* _WHAT THE EXERCISE ASKS_:
Exact copy, pictures excluded: please retype every record below.
--- EXCERPTED DATA ---
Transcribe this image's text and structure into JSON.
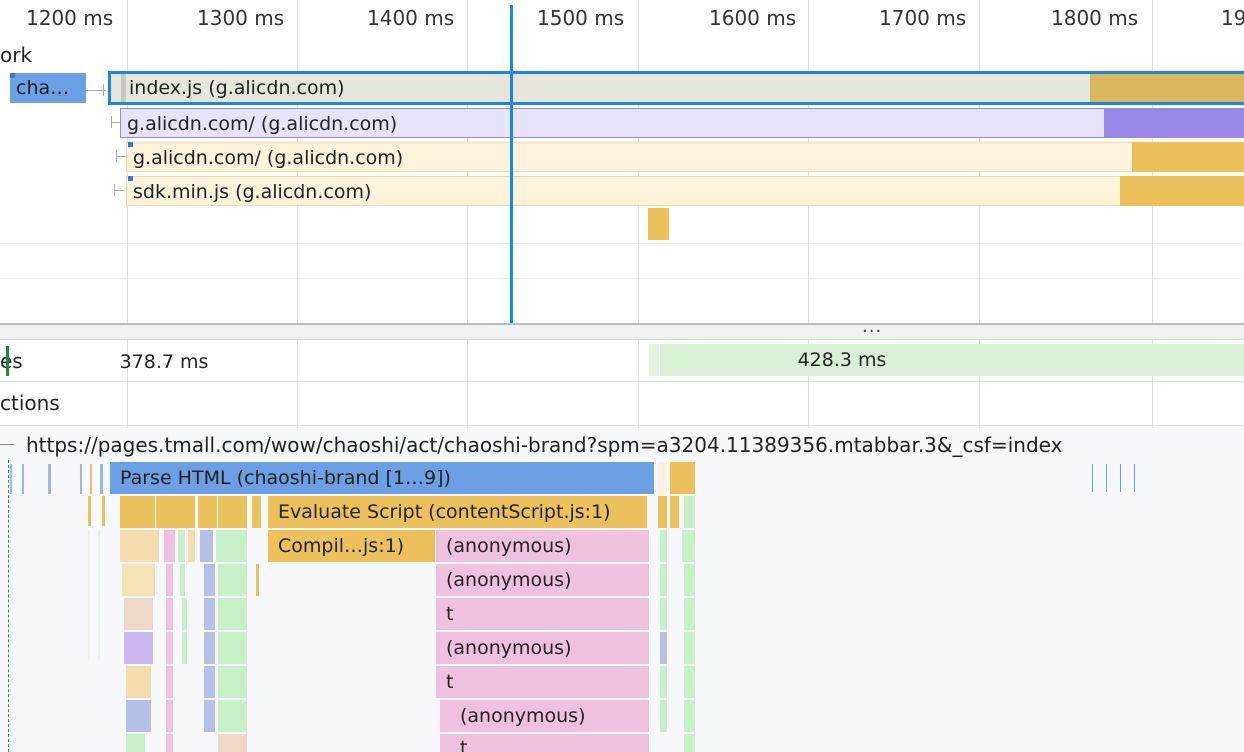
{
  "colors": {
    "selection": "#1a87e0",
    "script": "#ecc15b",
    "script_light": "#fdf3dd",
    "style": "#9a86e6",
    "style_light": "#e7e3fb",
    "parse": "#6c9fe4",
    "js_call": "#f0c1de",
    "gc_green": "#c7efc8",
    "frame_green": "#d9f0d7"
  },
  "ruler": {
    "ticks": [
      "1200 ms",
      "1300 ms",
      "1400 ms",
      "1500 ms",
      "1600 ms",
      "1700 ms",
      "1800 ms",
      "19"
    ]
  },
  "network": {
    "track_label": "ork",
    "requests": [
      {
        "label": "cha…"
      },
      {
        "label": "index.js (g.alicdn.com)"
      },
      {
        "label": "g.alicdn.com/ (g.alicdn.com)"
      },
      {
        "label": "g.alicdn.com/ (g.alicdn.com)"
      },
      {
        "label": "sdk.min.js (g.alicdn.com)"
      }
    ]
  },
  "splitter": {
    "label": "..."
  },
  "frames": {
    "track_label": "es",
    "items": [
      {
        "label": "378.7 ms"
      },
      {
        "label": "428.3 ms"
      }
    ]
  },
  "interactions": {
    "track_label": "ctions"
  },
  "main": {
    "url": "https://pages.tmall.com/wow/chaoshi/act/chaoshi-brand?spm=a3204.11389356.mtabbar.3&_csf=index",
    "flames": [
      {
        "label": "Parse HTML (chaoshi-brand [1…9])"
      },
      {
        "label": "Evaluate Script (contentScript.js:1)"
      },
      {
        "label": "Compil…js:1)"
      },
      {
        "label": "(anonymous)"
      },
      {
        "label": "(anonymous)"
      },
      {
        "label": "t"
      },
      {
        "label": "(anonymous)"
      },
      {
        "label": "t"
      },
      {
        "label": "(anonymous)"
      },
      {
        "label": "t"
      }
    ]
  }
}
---
* _RESPONSE BELOW_:
Transcribe this image's text and structure into JSON.
{
  "colors": {
    "selection": "#1a87e0",
    "script": "#ecc15b",
    "script_light": "#fdf3dd",
    "style": "#9a86e6",
    "style_light": "#e7e3fb",
    "parse": "#6c9fe4",
    "js_call": "#f0c1de",
    "gc_green": "#c7efc8",
    "frame_green": "#d9f0d7"
  },
  "ruler": {
    "ticks": [
      "1200 ms",
      "1300 ms",
      "1400 ms",
      "1500 ms",
      "1600 ms",
      "1700 ms",
      "1800 ms",
      "19"
    ]
  },
  "network": {
    "track_label": "ork",
    "requests": [
      {
        "label": "cha…"
      },
      {
        "label": "index.js (g.alicdn.com)"
      },
      {
        "label": "g.alicdn.com/ (g.alicdn.com)"
      },
      {
        "label": "g.alicdn.com/ (g.alicdn.com)"
      },
      {
        "label": "sdk.min.js (g.alicdn.com)"
      }
    ]
  },
  "splitter": {
    "label": "..."
  },
  "frames": {
    "track_label": "es",
    "items": [
      {
        "label": "378.7 ms"
      },
      {
        "label": "428.3 ms"
      }
    ]
  },
  "interactions": {
    "track_label": "ctions"
  },
  "main": {
    "url": "https://pages.tmall.com/wow/chaoshi/act/chaoshi-brand?spm=a3204.11389356.mtabbar.3&_csf=index",
    "flames": [
      {
        "label": "Parse HTML (chaoshi-brand [1…9])"
      },
      {
        "label": "Evaluate Script (contentScript.js:1)"
      },
      {
        "label": "Compil…js:1)"
      },
      {
        "label": "(anonymous)"
      },
      {
        "label": "(anonymous)"
      },
      {
        "label": "t"
      },
      {
        "label": "(anonymous)"
      },
      {
        "label": "t"
      },
      {
        "label": "(anonymous)"
      },
      {
        "label": "t"
      }
    ]
  }
}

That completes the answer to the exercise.